The lack of shared responsibility drove me mad at IT Lab. I was inspired by one of the first business books I’d ever read – ‘Maverick’ by Ricardo Semler. Having taken over his Dad’s business in Brazil, Semler notices a requisition form for more filing cabinets. Even though the business is full of them. He thinks this is ridiculous. Over the weekend, he gets volunteers in to throw away all the cr*p that’s been lurking in these cabinets for years. They end up with a surplus of cabinets and sell them off. I did the same at IT Lab. I got teams to volunteer to come in and we had a massive clear out. A pretty cathartic experience that gave me a good idea of who the real stars were in the business.
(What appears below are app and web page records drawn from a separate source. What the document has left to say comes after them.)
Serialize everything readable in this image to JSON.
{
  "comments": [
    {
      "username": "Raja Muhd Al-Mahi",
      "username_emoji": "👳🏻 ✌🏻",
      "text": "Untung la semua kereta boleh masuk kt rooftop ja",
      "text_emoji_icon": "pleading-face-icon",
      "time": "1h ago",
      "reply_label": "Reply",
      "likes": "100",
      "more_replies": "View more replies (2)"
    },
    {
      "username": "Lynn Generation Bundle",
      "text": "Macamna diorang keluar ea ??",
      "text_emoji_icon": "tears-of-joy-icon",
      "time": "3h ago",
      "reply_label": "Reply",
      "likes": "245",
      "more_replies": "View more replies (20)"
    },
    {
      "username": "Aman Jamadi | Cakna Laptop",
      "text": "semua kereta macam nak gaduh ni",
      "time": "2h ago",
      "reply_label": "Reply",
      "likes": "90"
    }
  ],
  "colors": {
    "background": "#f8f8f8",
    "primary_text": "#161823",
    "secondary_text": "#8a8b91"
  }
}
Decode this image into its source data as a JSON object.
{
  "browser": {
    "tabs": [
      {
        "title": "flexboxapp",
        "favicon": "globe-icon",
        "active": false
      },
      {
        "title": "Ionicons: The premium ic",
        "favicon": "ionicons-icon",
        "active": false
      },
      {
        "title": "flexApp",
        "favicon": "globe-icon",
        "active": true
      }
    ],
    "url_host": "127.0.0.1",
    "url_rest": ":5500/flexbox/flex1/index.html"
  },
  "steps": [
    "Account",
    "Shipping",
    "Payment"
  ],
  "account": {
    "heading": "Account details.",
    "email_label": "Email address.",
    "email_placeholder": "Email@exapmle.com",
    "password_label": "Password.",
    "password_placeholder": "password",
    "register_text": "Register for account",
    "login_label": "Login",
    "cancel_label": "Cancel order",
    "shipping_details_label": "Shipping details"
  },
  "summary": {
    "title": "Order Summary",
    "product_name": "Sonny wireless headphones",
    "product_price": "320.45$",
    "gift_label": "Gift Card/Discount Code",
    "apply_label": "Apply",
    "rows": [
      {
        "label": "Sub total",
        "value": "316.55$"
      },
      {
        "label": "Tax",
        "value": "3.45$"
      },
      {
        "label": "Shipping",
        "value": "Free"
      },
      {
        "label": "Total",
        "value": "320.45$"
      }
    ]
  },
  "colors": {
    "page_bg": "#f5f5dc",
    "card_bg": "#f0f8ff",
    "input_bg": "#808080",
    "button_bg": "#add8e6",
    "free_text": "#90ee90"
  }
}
There’s a real danger in differing perceptions of responsibility. If you’re not careful, resentment and negativity can creep in as some people feel they’re doing way more than others. This is why you should encourage people to have difficult conversations, instead of quietly festering in the corner. Psychological safety is something I’ve written about before as it’s vital to a high performing culture. You want an environment where people can speak their mind without fear of judgement.
Any behaviour that isn’t in line with your values needs to be challenged. If it isn’t, it becomes reinforced. People think it’s ok to continue shirking the washing up or whatever else it is that’s annoying their colleagues.
Similarly, having a culture of radical candour will enable people to take responsibility for their mistakes. Our ‘Cock-Up of the Month’ award at Peer 1 was legendary. We’d encourage team members to share embarrassing moments – both working and personal. This instantly built rapport and was a very good sign when people felt able to share. Radical candour is a habit. When it’s embedded, people will start putting their hands up and saying, ‘That was me’. Otherwise, it’s easy to become defensive and start hiding problems. As CEO, recognise that mistakes are inevitable, particularly if you’re doing something for the first time and you’re travelling at pace.
Dominic has spent 14 years working in sales, marketing and business management within the IT sector. He has held executive positions at Peer 1 Hosting, IT Lab and Rackspace. At Peer 1 he built the UK business to £30m run rate in 5 years. He won many awards for creating a great place to work. At Rackspace Dominic built the UK company from four to 150 staff, and increased annual revenues from £595,000 to £25 million in just four years. Under his management, Rackspace was recognised as one of the most outstanding workplaces in Europe, and won several service awards for its Fanatical Support TM. Dominic has a BSc in Agricultural and Food Marketing from Newcastle and a MBA from Sheffield Business School. Dominic is also a regular public speaker on creating great places to work and achieving continuous client satisfaction and an assessor on the Sunday Times Customer Experience Awards.